As you can see from the spread indicator above in the chart above, the pair has ticked down just as the interest rate spread has worsened. This is interesting given that both German short-term rates and Japanese short-term rates are negative. However, while one-year German bund rates are about -0.76% at the time of writing, the Japanese counterparts trade at yields of -0.22%. The spread is therefore net negative; in this case in favor of the yen.
However, an important caveat: the figure below (provided by forexop.com) shows certain broker-offered carry spreads for various currency pairs as of recent. Note how EUR/JPY is across to the far right, and in fact negative.
The spread may be positive for some brokers, but negative for others. Various factors can affect these spreads, including administrative fees, and that is not to mention taxes and so forth. The point here though is that the spread is so tight that being short EUR/JPY is not at all a strong carry trade.
Further, I believe that future moves in rates will affect EUR/JPY disproportionately: if the spread worsens below -1.00% (currently circa -0.50% going by bond yields), it will suddenly become more economically appetizing from a carry-trade perspective to short the pair. The inverse is true: if the spread improves, EUR/JPY could spike higher.
However, with the rate already negative, and with the Bank of Japan's bank rate already being in negative territory, an argument could be made that the euro has more room to weaken than the yen (the latter also being traditionally viewed as a safe-haven currency).
In addition to the yen-favorable interest rate spread, equities have declined recently, strengthening the case for a stronger yen and perhaps precipitating this risk-off move we are seeing in both EUR/JPY and global equities. If you look closely on the chart above though (the chart presented before the carry-trade graph), you will see that the price of the EUR/JPY pair has steadied at a somewhat similar level to the flash crash low of 118.824 registered on January 3, 2019.
Admittedly, the price has sunk beneath this flash-crash low, but with the interest rate spread also improving modestly, EUR/JPY may be able to find some modest strength to consolidate in this region. A failure to do so would be bearish for all yen crosses, and for risk assets such as equities more broadly.
Using volume profile analysis - which we can use to find well-traded and thinly-traded areas - we can estimate (using a longer-term daily chart) where price may find support and resistance, in light of the prevailing bearish trend.

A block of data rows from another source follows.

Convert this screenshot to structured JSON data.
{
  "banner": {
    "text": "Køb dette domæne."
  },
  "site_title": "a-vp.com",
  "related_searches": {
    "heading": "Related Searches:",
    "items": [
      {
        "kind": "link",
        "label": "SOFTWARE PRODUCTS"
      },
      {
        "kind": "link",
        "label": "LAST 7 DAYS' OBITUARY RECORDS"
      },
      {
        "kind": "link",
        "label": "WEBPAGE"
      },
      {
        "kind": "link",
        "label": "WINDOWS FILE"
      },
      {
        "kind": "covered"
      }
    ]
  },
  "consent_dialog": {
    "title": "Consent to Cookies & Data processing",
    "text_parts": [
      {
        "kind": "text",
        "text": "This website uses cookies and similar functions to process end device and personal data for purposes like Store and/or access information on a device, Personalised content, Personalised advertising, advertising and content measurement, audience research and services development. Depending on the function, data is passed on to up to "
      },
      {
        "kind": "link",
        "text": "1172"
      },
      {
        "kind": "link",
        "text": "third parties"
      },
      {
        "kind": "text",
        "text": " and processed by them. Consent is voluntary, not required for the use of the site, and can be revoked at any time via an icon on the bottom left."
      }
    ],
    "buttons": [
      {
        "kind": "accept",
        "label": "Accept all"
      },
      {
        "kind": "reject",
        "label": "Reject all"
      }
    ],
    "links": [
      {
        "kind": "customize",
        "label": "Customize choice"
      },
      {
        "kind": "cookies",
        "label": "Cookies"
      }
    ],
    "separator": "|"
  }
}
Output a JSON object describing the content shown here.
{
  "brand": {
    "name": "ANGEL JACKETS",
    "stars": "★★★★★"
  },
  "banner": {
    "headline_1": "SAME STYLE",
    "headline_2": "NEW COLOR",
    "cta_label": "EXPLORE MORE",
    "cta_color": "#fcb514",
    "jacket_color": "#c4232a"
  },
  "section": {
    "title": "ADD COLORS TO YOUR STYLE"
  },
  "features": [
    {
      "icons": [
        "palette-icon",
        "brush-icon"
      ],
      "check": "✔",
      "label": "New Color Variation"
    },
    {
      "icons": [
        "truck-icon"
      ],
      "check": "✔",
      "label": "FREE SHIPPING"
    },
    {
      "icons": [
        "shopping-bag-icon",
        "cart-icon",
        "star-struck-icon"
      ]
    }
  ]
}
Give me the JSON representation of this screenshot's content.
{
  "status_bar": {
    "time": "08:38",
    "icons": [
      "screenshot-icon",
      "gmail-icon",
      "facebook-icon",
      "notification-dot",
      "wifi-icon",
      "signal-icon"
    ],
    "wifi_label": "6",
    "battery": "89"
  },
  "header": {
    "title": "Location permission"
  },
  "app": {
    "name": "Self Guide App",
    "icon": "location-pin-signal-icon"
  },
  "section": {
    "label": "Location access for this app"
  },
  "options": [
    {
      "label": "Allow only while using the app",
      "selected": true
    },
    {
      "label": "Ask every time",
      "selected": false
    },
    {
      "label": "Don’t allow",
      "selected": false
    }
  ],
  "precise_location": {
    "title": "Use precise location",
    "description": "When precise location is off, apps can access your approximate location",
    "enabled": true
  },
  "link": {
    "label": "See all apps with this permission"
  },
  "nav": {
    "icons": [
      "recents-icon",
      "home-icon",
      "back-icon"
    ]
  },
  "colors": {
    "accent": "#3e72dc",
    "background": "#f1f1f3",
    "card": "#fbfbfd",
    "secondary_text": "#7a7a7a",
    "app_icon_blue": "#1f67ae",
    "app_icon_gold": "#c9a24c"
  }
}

As illustrated in the chart, the potential levels to the upside are far more easily identifiable. Most of the tick volume has traded above. Unfortunately for this pair, it has now left its prior trading range. Therefore, prior levels are now more likely to be met with great struggle, and exploited mainly for sell-side liquidity. Unless the spread improves significantly, retracements to the upside should be met with great skepticism.
Nevertheless, in order of probability (from highest to lowest), the medium term could see EUR/JPY trade at 119.450 (reasonable probability), 120.830 (lower probability), 121.500 (much lower probability), and 122.210 (unlikely, in this author's view). A break of 122.210 could see a reversal of the bearish trend.
To the downside, 118.075, which has already been taken, is likely to be retested and broken. Afterwards, 117.370 would appear to be a clear target. Underneath 117.370, there is much more room for the pair to fall. Previously, a low of 114.851 was registered on April 17, 2017. Zooming out of the above volume profile chart, I draw a horizontal black line illustrating this low.
Disclosure: I/we have no positions in any stocks mentioned, and no plans to initiate any positions within the next 72 hours. I wrote this article myself, and it expresses my own opinions. I am not receiving compensation for it (other than from Seeking Alpha). I have no business relationship with any company whose stock is mentioned in this article.